The Rolex Stadium is a Grand Prix-size show ring that is 306 by 406 feet, with sand and fiber flooring and enclosed with a white two-rail board fence. Permanent backed chair seating accommodates 7,338 fans, and with expanded bleacher seating, the stadium can hold up to 30,000 spectators. An attached warm-up ring is 174 by 229 feet, and an additional warm-up ring is available. The stadium also features six concession areas, a two-story judges/hospitality tower and an LCD video display board. The Rolex Stadium also serves as home to the Show Jumping Hall of Fame.
The Hunter Jumper Complex is comprised of four outdoor rings suitable for all breeds and disciplines, with bleacher seating available in configurations to suit the events.
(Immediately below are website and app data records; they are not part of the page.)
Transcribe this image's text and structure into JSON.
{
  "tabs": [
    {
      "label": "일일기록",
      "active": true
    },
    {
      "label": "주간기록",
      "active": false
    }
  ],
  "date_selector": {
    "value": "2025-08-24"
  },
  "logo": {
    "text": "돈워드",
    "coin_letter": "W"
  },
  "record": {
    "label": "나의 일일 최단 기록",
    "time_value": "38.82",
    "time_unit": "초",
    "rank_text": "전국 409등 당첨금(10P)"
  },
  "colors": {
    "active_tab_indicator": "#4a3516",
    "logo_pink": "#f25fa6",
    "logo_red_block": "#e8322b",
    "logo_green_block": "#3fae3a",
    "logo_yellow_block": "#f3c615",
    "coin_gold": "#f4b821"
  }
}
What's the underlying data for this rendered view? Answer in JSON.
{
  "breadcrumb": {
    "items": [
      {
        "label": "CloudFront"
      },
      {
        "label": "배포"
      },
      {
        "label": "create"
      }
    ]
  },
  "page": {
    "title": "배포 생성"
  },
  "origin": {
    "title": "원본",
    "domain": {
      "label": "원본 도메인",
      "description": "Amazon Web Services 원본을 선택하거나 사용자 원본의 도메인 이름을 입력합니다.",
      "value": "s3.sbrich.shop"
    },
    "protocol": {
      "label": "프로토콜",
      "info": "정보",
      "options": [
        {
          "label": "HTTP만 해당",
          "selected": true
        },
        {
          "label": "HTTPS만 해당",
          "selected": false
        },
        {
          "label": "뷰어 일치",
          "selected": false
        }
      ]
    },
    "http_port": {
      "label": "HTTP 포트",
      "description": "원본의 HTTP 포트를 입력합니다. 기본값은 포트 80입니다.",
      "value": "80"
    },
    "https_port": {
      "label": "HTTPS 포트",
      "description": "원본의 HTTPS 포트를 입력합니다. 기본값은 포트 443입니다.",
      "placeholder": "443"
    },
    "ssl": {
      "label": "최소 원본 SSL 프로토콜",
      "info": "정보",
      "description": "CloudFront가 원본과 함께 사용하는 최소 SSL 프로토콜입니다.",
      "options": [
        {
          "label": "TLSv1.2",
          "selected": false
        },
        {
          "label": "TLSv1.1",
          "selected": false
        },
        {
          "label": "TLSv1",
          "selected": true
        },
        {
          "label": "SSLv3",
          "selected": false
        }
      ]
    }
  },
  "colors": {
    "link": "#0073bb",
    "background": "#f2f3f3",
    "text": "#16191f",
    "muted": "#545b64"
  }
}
KHP also offers a Dressage Complex with five 90- by 200-foot competition pads and two 80- by 100-foot warm-up pads along with an enclosed pavilion and bleacher seating. There is also a Cross Country Course that’s approximately 40 acres and a Steeplechase Course that is about one mile, with unlimited bleacher seating available.
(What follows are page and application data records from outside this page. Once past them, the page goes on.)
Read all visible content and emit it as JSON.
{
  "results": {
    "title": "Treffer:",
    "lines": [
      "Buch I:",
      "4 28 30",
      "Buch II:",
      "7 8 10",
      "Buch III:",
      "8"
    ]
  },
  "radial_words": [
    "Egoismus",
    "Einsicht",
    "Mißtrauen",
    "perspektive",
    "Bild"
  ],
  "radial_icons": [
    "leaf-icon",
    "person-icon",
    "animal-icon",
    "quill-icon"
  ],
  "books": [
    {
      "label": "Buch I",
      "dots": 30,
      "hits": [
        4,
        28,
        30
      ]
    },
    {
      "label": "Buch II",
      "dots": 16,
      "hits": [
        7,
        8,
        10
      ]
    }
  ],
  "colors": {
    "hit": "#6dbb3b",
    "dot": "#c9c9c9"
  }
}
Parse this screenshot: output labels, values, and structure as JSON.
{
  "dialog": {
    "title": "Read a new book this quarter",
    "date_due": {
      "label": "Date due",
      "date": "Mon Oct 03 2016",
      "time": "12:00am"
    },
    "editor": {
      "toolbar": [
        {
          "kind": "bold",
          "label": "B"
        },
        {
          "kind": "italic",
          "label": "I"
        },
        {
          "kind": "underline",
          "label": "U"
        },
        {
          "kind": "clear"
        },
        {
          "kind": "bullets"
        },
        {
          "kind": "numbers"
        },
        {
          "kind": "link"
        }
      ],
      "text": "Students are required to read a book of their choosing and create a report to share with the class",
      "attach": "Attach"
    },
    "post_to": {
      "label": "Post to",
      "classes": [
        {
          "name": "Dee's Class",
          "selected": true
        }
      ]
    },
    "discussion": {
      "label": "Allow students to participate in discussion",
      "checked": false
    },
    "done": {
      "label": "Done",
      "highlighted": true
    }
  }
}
An Equestrian Hub
KHP also is home to about 30 different organizations, including the United States Equestrian Federation, the United States Dressage Federation, the United States Hunter Jumper Association and two of the most renowned equine veterinarians in the world, says Pohl. Additionally, the facilities are available for other conferences, shows and sports events, such as cheer and dance competitions and more. The state wrestling championships take place at KHP, along with state cross-country events.
“We also have three polo fields at the park, where we’ve done USA Ultimate and soccer,” adds Pohl. “No event is too big or too small.” The KHP event staff offers a variety of turnkey event options that make planning easy.
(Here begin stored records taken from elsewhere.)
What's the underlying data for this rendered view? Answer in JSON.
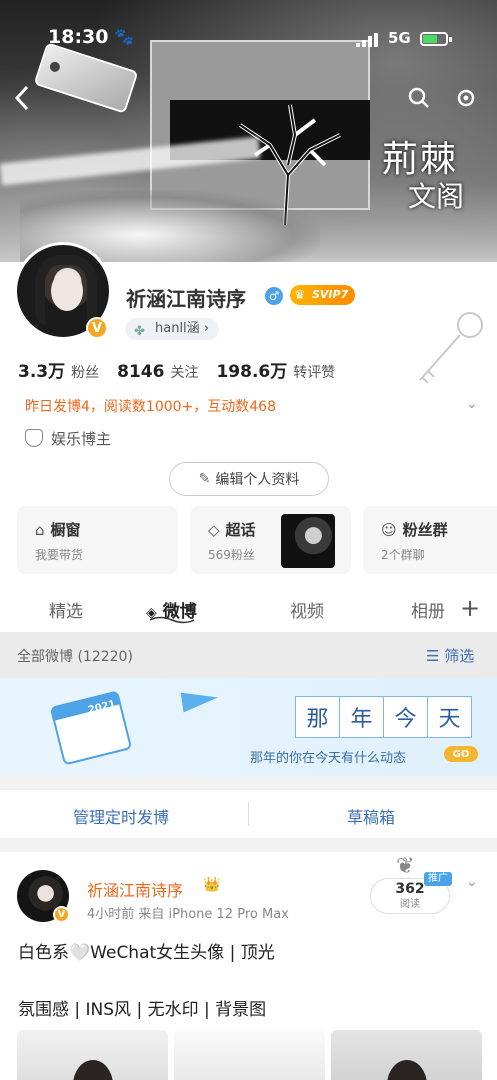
{
  "status": {
    "time": "18:30",
    "network": "5G"
  },
  "cover": {
    "title_big": "荊棘",
    "title_small": "文阁"
  },
  "profile": {
    "nickname": "祈涵江南诗序",
    "vip": "SVIP7",
    "handle": "hanll涵",
    "stats": [
      {
        "num": "3.3万",
        "label": "粉丝"
      },
      {
        "num": "8146",
        "label": "关注"
      },
      {
        "num": "198.6万",
        "label": "转评赞"
      }
    ],
    "daily": "昨日发博4，阅读数1000+，互动数468",
    "tagline": "娱乐博主",
    "edit_label": "编辑个人资料"
  },
  "cards": [
    {
      "title": "橱窗",
      "sub": "我要带货",
      "icon": "shop-icon"
    },
    {
      "title": "超话",
      "sub": "569粉丝",
      "icon": "diamond-icon"
    },
    {
      "title": "粉丝群",
      "sub": "2个群聊",
      "icon": "group-icon"
    }
  ],
  "tabs": [
    "精选",
    "微博",
    "视频",
    "相册"
  ],
  "filter": {
    "label": "全部微博 (12220)",
    "button": "筛选"
  },
  "banner": {
    "chars": [
      "那",
      "年",
      "今",
      "天"
    ],
    "sub": "那年的你在今天有什么动态",
    "go": "GO",
    "cal_year": "2021"
  },
  "actions": {
    "schedule": "管理定时发博",
    "drafts": "草稿箱"
  },
  "post": {
    "name": "祈涵江南诗序",
    "meta": "4小时前  来自 iPhone 12 Pro Max",
    "reads": "362",
    "reads_label": "阅读",
    "promo": "推广",
    "line1": "白色系🤍WeChat女生头像 | 顶光",
    "line2": "氛围感 | INS风 | 无水印 | 背景图"
  }
}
In addition, KHP offers a campground with 260 sites with electric and water hookups; all sites are 55-foot paved back-ins with fire rings and picnic tables. There’s also a 12-mile-long paved walking and biking Legacy Trail leading from the KHP campground to downtown Lexington.
Enjoying the Area
Some of Lexington’s best activities involve horses and bourbon, from enjoying a race day at Keeneland, the city’s premier horse race course, to exploring the many distilleries of Bourbon County. But that’s only a small part of what the area offers. Lexington is centrally located and within a day’s drive of two-thirds of the U.S population, located where Interstates 64 and 75 meet in Fayette County.
Lexington is a city with a long and rich history, and many historical houses, such as the childhood home of Mary Todd Lincoln and Henry Clay’s Ashland Estate. The African American Heritage Trail is a self-guided walking tour that highlights the rich history of African Americans in Lexington and their contributions to the city.
The revitalized Lexington historic Distillery District is full of new businesses and entertainment, and of course the area is home to some of America’s top bourbon distilleries, each with its own unique flavor and experience. There are also excellent restaurants to suit all tastes, including local favorites such as barbecue from the County Club.
The Shaker Village at Pleasant Hill is a unique destination that preserves the pastoral way of life of Kentucky’s bygone Shaker community and is home to beautiful historic buildings and active farmland.
And, of course, there are about 450 horse farms in the region, where visitors can revisit racing history, see Kentucky Derby winners (114 out of 148 Derby winners are Kentucky bred) and view beautiful farms and barns. There are many ways to explore, including on a guided van tour, booking through Visit Horse Country (an organization of farms, equine medical clinics and equine attractions), or booking a tour directly with a farm.
“We celebrate our history every day here in Lexington and at the Kentucky Horse Park,” says Carter, “and we continue to move forward in creating and enhancing a top event venue for equestrians, and for honoring the beauty, strength and spirit of the horse.” SDM